When sophomore Kelsey Koupal came to USD, she couldn’t find a student organization that suited her interests. That’s why she started the USD Special Olympics Club this year.
Working with people with disabilities has always been an interest for Koupal.
“You walk out of it so rewarded,” she said. “For me, if I have one athlete come up to me and say, ‘Thank you, I enjoyed the day,’ or ‘I had an awesome time,’ it’s totally worth it.”
The first of its kind in South Dakota – the clubs’s goal is to connect college students and individuals with intellectual disabilities through intramural sports. Club members cheer on athletes and also have the opportunity to play side-by-side with them in sports such as softball, basketball and volleyball.
Seth Pierce, a senior sport management major and an executive committee member of the club, said he’s hoping to increase interest in the organization.
“I’m excited to introduce our campus to all the athletes, which is a whole new world that they’ve never seen before,” Pierce said. “This is a great organization that is extremely selfless and has all these wonderful athletes to meet, grow relationships and make friends with.”
In third grade, one of Koupal’s best friends had Down syndrome, so she’s always had a personal connection to people with disabilities, she said.
“Every person changes your life in a different way,” Koupal said. “I think that it’s so important for every (college) campus to be able to interact with those individuals because they’re becoming more and more a part of our society.”
Koupal’s passion for working with people with disabilities goes beyond her leadership for the Special Olympics club — she’s worked as a mentor for students with Down syndrome, taught in a preschool for children with intellectual abilities and volunteered for Big Brothers Big Sisters.
“It’s really taken off,” she said. “I have always known these are the people I wanted to work with and be around.”
Despite being one of the newest student organizations on campus, Pierce said there’s been plenty of interest from students and community members.
“We already have 150 members interested. We’ve got a lot of ties in Sioux Falls as well as other towns that want to help out,” Pierce said. “The athletic department and President Abbott are already expressing interest. There’s a lot of good we’re looking forward to doing.”
Pete Sternburg, a sophomore accounting major, is one of the group’s new members.
“I’ve heard it’s life-changing.

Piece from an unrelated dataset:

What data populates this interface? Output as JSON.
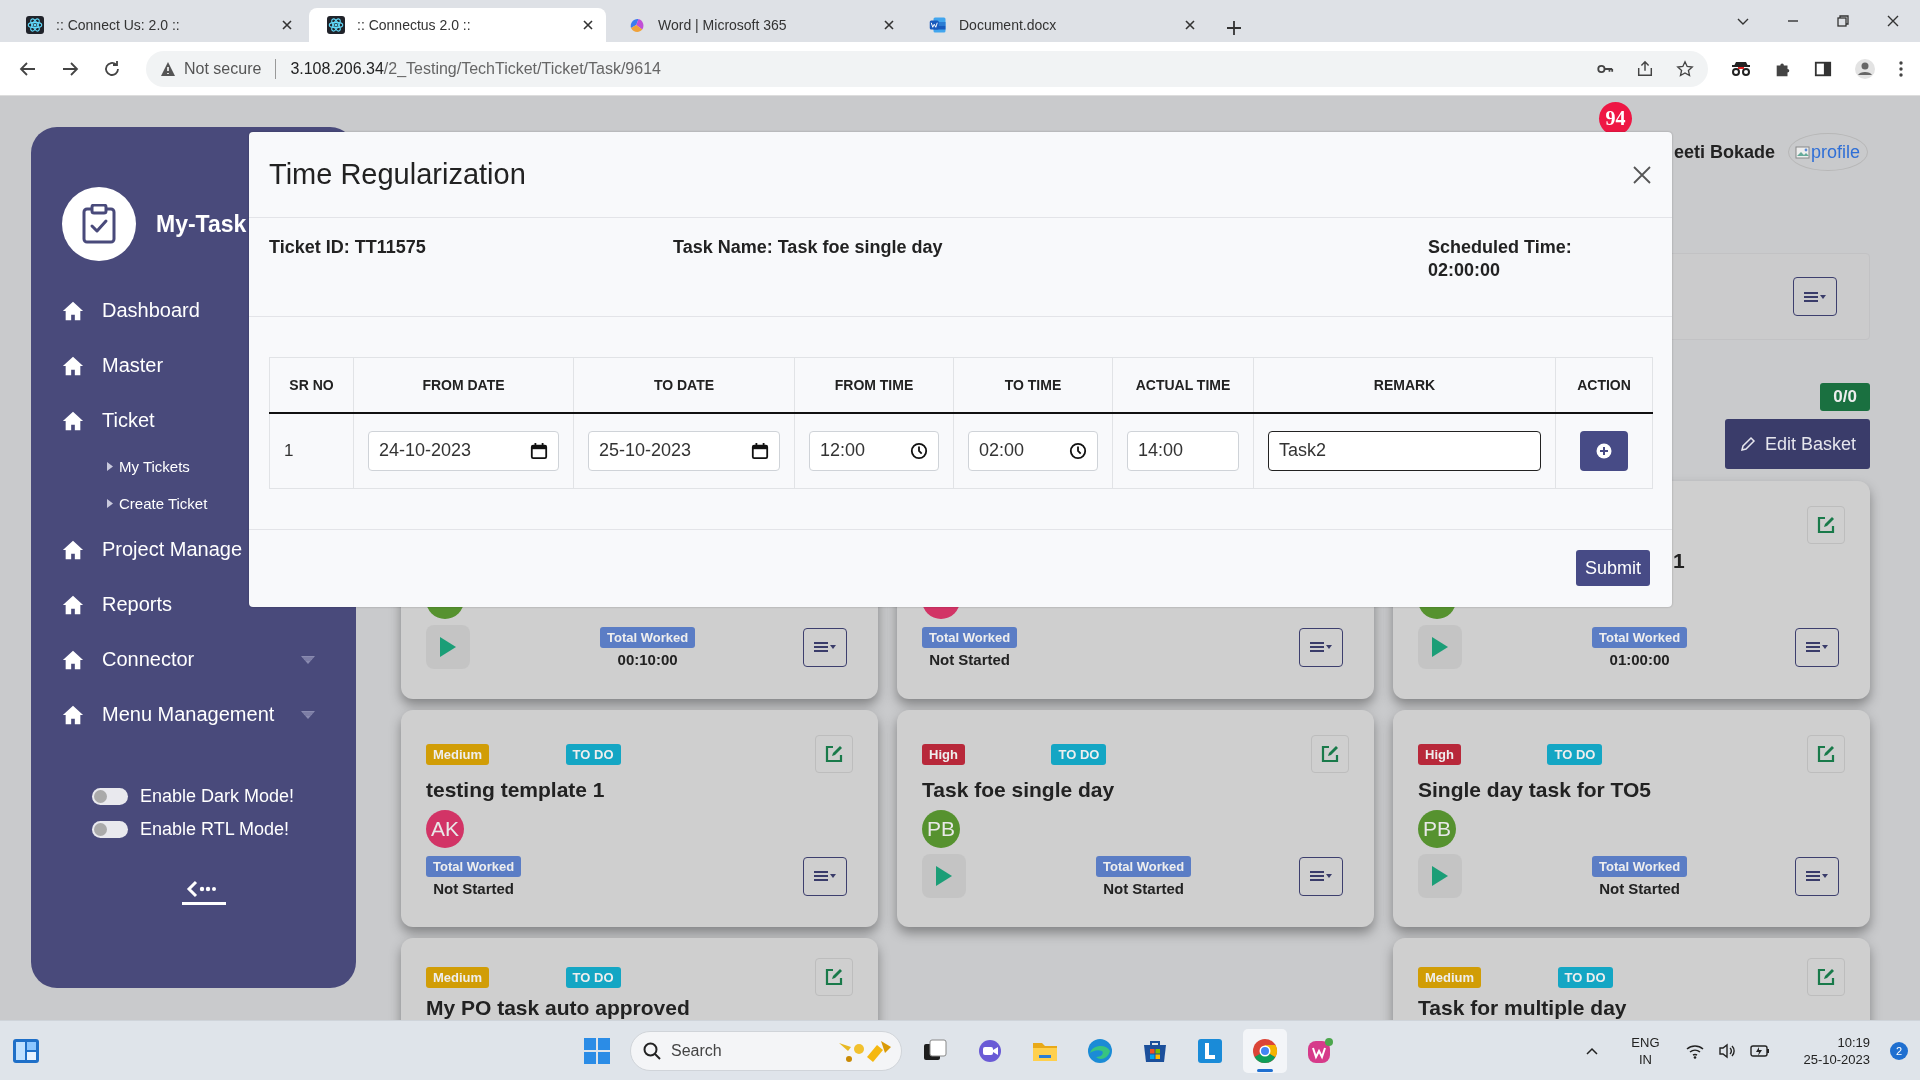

It’s good work, and I definitely want to be involved in that and see how the actual process works,” Sternburg said. “I think that new members can do good work here, get good experience and help kids who could use it.”
Koupal said she’s optimistic about the year and excited to see so many members open to learning about the club.
“I understand it can be a little intimidating working with someone who may have not had the same life experiences as you,” she said. “I truly believe that once you give it a shot and see what we’re about, you’re going to love it.”